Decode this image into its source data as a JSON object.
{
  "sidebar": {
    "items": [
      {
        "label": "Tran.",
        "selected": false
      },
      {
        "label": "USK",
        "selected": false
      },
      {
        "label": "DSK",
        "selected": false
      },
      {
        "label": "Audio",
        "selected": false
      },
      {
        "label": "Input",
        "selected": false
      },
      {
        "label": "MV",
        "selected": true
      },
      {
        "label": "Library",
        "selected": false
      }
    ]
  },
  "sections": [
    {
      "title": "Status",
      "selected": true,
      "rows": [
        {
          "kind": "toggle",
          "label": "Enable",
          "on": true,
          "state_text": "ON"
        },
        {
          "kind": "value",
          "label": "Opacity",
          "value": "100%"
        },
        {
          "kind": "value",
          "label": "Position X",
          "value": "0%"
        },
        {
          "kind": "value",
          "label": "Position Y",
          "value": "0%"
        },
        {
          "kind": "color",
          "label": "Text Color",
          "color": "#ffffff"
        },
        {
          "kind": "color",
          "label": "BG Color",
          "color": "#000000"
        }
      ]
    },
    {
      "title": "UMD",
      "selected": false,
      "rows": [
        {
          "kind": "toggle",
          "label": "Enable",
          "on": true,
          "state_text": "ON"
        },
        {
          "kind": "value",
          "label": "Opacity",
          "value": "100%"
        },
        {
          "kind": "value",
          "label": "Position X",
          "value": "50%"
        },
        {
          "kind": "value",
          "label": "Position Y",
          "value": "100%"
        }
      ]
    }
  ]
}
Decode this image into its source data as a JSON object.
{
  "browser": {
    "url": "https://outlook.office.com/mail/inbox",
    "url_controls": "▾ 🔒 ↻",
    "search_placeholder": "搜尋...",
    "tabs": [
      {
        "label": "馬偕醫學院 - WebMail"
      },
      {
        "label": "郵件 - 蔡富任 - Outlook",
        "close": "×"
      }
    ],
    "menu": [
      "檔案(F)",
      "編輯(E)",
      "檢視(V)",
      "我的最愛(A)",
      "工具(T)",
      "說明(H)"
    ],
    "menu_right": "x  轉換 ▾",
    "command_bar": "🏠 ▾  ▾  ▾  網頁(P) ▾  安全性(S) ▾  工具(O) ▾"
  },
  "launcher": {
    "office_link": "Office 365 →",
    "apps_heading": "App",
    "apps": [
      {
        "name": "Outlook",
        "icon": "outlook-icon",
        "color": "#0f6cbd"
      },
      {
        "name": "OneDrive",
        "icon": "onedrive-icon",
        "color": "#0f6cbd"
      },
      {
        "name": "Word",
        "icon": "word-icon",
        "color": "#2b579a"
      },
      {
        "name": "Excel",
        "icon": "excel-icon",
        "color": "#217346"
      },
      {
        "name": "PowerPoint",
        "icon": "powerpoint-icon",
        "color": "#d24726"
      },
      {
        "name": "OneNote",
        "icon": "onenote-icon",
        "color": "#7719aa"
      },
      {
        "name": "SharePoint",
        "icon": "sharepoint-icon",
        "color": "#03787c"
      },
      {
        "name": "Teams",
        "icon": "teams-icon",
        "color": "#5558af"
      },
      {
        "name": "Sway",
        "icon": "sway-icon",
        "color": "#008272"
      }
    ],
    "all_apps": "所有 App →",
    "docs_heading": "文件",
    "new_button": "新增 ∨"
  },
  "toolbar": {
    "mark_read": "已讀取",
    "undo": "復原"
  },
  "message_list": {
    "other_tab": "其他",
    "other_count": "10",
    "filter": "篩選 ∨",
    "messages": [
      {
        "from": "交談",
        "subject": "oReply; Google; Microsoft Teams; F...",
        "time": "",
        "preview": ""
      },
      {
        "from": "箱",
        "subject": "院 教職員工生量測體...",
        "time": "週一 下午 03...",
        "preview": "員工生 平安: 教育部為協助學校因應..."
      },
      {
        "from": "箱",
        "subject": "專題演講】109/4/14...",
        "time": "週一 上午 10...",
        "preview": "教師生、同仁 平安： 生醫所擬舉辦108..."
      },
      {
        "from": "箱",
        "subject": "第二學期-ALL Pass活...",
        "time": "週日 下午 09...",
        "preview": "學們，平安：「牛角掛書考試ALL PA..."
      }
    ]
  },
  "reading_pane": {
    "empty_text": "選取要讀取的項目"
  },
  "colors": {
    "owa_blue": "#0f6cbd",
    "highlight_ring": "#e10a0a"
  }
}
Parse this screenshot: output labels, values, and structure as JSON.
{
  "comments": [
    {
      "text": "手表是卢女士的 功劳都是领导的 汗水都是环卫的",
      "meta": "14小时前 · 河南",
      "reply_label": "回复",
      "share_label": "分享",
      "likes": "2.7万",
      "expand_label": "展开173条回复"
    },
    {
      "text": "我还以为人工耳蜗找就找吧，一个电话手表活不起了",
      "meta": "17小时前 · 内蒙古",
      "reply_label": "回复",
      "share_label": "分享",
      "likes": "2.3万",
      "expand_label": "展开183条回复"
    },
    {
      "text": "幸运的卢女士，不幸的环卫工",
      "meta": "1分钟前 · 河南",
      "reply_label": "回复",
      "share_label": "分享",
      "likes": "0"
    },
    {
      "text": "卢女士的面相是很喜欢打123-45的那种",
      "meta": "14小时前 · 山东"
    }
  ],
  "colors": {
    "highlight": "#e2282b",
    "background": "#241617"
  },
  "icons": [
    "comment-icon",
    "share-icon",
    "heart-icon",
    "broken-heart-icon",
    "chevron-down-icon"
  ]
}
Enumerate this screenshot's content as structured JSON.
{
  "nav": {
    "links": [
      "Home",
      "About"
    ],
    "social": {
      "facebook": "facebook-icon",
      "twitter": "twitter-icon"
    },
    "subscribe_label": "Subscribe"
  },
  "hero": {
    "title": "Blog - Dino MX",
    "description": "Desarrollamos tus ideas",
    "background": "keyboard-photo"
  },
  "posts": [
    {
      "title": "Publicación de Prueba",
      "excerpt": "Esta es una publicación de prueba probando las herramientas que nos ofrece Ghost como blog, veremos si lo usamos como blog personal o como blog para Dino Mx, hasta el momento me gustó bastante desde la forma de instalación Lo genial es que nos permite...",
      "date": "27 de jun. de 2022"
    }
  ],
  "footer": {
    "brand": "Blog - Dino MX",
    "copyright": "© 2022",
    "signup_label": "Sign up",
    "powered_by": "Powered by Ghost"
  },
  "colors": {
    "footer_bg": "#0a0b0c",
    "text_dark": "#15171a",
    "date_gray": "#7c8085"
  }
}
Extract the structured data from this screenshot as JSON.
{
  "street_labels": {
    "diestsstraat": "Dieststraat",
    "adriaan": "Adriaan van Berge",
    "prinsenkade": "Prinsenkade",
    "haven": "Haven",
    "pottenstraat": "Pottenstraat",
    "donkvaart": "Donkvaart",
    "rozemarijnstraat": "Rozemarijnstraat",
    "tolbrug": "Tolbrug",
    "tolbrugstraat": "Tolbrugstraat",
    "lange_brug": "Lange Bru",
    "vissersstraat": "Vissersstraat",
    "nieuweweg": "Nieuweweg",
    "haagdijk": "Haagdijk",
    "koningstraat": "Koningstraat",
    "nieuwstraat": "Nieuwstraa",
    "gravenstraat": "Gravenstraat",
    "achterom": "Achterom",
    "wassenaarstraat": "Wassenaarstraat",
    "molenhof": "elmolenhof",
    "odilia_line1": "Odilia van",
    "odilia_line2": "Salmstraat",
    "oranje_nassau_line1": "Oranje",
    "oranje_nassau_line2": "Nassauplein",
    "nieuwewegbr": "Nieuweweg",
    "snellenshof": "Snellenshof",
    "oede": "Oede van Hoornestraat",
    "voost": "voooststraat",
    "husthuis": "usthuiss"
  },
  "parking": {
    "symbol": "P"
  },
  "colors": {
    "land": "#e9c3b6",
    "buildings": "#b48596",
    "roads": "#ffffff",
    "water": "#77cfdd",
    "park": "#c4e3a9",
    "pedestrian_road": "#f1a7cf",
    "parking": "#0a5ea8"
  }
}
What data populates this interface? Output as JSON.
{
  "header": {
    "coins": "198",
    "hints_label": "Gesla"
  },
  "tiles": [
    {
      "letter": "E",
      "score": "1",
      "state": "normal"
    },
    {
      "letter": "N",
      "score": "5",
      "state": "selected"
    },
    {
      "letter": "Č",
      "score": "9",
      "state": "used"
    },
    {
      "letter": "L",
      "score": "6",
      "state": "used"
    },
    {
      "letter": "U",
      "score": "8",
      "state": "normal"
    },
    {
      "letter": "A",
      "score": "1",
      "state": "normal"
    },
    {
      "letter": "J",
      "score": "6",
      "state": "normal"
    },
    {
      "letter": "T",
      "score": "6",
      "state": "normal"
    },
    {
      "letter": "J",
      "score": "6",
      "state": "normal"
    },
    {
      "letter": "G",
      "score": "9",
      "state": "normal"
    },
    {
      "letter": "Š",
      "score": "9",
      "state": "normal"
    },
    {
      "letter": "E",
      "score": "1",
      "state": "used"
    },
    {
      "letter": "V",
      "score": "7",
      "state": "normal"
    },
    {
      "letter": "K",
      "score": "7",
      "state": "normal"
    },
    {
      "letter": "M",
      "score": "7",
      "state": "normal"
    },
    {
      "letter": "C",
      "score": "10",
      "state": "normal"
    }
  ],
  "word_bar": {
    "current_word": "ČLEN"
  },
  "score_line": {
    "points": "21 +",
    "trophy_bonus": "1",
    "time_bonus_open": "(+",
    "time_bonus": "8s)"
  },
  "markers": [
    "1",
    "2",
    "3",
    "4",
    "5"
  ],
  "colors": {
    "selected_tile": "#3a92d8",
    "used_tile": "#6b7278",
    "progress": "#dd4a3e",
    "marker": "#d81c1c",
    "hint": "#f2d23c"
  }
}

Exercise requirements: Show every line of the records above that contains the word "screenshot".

Exercise output:
Parse this screenshot: output labels, values, and structure as JSON.
Enumerate this screenshot's content as structured JSON.
Extract the structured data from this screenshot as JSON.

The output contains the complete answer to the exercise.